Before purchasing a diamond, the Four C’s are important to take into consideration. However, another unfortunate aspect of diamond buying consideration is the origin of the diamond. With popular movies, such as “Blood Diamonds” with Brad Pitt, and media coverage, most people are familiar with the term conflict or blood diamonds, and have at least a basic understanding of the concept. Blood diamonds are diamonds that are mined illegally by militia or terrorist groups who force anybody to mine them. Then, these diamonds are sold for the groups to buy guns. Also, anyone who refuses to mine the diamonds are either killed or tutored. These stones are generally mined in Africa. Although certain groups, including the United Nations, are working on better regulating diamonds so no blood diamonds are entered into the market, a small portion (less than 2% of diamonds sold) can be purchased. The Kimberly Process is a way to track diamonds at every part of production and when buying a diamond, you can ask to see its conflict-free certificate. If you are interested in helping these countries overcome such travesties, you can gain more information and even donate to the Brilliant Earth Non-Profit Fund.

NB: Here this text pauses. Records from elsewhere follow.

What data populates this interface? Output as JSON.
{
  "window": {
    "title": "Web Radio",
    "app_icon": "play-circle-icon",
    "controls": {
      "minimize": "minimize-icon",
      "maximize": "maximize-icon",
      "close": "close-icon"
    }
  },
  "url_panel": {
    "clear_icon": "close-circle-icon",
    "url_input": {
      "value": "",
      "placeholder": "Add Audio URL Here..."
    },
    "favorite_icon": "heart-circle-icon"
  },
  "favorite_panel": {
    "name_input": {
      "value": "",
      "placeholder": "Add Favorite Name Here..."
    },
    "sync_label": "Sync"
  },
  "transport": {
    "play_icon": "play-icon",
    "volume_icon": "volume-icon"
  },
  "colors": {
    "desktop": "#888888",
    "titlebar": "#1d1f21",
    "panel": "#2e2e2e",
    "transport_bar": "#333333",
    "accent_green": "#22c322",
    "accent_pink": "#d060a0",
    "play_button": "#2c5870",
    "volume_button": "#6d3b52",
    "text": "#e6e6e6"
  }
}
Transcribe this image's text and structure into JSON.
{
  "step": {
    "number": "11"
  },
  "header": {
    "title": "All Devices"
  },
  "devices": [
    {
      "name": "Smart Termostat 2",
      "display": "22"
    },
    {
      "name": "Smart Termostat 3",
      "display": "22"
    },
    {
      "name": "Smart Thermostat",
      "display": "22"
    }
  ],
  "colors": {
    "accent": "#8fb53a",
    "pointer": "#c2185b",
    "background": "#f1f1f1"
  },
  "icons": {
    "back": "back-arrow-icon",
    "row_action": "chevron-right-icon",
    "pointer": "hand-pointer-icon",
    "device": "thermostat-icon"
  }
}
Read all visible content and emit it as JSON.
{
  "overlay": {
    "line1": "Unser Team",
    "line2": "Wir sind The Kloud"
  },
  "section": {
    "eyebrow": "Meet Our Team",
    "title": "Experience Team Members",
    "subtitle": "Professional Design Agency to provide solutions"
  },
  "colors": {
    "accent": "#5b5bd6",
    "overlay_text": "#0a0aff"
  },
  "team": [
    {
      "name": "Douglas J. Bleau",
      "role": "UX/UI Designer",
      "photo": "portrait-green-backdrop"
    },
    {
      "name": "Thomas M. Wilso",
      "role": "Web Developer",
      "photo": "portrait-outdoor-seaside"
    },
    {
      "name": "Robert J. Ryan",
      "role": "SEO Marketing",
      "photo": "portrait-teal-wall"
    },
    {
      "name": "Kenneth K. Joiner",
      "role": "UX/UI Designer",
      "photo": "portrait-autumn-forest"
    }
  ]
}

Another aspect of diamond controversy is illegal child labor. In some parts of Africa, small children are made to dig deep into small mines to retrieve diamonds because adults would not fit, while in some parts of India children are forced to work with the smaller diamonds because they have smaller hands and better eyes.
An alternative to conflict diamonds is conflict free diamonds that are mined in Canada. Another option is buying a different stone, such as a white sapphire, which looks almost identical to a diamond, is rated only one point below on the hardness scale, and is less than half the price of a real diamond. Synthetic and simulated diamonds are also other alternatives.